Georgios Koukos1, *, Antonios Konstantinidis2, Lazaros Tsalikis2, Minas Arsenakis3, Theodora Slini4, Dimitra Sakellari2
Identifiers and Pagination:Year: 2016
First Page: 89
Last Page: 98
Publisher ID: TODENTJ-10-89
Article History:Received Date: 26/02/2015
Revision Received Date: 09/11/2015
Acceptance Date: 10/11/2015
Electronic publication date: 30/3/2016
Collection year: 2016
open-access license: This is an open access article licensed under the terms of the Creative Commons Attribution-Non-Commercial 4.0 International Public License (CC BY-NC 4.0) (https://creativecommons.org/licenses/by-nc/4.0/legalcode), which permits unrestricted, non-commercial use, distribution and reproduction in any medium, provided the work is properly cited.
The aim of this study is to investigate the prevalence of blaTEM and nim genes that encode resistance to β-lactams and nitroimidazoles, respectively, in the oral cavity of systemically healthy Greek subjects.
Materials and Methodology:
After screening 720 potentially eligible subjects, 154 subjects were recruited for the study, including 50 periodontally healthy patients, 52 cases of gingivitis and 52 cases of chronic periodontitis.

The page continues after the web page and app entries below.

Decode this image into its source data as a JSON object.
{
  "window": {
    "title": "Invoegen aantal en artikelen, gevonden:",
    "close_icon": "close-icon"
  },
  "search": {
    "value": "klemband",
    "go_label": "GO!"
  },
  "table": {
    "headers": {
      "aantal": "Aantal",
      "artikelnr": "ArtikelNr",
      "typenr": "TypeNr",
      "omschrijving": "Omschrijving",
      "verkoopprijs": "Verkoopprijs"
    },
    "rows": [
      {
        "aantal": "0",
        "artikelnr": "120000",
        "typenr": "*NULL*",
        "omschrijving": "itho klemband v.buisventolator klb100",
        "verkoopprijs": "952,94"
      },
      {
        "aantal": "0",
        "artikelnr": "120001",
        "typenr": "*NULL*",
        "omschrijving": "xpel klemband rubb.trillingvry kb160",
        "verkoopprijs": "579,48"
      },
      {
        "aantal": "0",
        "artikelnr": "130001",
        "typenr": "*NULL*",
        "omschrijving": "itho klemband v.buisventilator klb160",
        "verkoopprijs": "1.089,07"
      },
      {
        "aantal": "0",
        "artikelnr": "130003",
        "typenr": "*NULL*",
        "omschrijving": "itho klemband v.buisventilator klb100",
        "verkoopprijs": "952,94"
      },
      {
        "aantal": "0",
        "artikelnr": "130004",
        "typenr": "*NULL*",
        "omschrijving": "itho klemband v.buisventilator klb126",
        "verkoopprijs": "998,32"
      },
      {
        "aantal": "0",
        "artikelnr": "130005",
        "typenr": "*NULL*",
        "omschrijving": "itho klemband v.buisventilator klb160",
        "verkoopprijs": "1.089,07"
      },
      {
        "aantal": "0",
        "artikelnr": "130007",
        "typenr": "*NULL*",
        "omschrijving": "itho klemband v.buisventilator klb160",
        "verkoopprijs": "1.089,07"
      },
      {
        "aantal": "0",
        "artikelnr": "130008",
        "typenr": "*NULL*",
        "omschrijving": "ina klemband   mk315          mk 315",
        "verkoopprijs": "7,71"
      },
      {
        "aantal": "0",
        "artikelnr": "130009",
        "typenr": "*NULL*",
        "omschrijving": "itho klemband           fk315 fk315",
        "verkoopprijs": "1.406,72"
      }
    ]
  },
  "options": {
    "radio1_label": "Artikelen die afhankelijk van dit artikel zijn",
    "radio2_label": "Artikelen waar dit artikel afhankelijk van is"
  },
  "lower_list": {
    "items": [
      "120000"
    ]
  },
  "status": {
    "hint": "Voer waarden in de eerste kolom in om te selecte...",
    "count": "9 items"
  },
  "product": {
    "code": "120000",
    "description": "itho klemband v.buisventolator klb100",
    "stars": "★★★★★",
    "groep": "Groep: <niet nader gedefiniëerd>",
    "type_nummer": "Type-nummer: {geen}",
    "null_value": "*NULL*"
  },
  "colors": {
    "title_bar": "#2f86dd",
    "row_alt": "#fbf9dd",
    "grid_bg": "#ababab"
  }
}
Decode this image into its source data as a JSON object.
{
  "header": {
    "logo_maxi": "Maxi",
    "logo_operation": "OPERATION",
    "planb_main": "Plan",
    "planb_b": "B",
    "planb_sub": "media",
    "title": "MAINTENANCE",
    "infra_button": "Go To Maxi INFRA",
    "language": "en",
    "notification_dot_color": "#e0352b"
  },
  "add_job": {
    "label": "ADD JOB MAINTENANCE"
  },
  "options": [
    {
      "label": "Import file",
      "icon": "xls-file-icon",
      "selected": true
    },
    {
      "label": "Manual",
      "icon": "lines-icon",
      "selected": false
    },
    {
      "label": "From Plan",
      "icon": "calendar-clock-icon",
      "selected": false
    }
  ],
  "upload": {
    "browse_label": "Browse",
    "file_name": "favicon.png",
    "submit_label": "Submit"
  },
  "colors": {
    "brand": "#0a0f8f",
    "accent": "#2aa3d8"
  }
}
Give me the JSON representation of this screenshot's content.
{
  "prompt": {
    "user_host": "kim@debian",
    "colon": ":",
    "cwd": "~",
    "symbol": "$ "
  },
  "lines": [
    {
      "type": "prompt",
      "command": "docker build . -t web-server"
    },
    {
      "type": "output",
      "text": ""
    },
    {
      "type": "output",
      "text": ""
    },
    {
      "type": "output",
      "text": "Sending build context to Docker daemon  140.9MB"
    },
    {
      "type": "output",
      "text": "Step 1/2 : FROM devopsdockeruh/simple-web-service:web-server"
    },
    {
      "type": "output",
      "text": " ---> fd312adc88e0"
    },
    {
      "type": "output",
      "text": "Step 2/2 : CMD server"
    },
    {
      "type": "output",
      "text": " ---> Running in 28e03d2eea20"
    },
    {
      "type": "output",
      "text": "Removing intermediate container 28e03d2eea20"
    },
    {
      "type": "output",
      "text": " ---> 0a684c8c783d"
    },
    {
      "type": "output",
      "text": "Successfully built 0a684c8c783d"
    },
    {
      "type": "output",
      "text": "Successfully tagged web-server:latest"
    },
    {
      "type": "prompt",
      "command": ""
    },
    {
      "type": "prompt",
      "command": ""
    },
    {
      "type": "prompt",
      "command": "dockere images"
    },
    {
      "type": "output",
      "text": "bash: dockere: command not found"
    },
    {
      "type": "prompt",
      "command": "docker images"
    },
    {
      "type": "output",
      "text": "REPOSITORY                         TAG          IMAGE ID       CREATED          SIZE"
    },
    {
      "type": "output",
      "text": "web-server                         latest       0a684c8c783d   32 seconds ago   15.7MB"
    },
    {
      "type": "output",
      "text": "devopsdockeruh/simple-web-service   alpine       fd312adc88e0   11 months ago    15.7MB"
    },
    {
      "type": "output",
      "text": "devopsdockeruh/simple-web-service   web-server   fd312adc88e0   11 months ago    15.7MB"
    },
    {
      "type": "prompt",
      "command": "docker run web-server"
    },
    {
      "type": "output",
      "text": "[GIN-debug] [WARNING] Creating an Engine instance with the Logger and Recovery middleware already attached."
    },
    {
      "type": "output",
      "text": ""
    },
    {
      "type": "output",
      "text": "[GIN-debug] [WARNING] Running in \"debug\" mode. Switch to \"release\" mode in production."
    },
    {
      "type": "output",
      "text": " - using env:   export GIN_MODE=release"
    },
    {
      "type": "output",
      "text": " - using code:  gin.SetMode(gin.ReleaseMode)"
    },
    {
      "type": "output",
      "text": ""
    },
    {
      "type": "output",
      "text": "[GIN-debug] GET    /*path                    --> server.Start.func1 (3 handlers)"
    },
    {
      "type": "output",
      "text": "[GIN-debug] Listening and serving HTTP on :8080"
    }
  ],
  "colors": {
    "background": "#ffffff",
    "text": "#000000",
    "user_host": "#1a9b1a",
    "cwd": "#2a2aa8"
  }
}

The clinical parameters were assessed with an automated probe. Various samples were collected from the tongue, first molars and pockets >6mm, and analysed by polymerase chain reaction-amplification of the blaTEM and nim genes, using primers and conditions previously described in the literature.
There was a high rate of detection of blaTEM in plaque and tongue samples alike in all periodontal conditions (37% of plaque and 60% of tongue samples, and 71% of participants). The blaTEM gene was detected more frequently in the tongue samples of the periodontally healthy (56%) and chronic periodontitis (62%) groups compared to the plaque samples from the same groups (36% and 29%, respectively; z-test with Bonferroni corrections-tests, P<0.05). The nim gene was not detected in any of the 343 samples analysed.
The oral cavity of Greek subjects often harbours blaTEM but not nim genes, and therefore the antimicrobial activity of β-lactams might be compromised.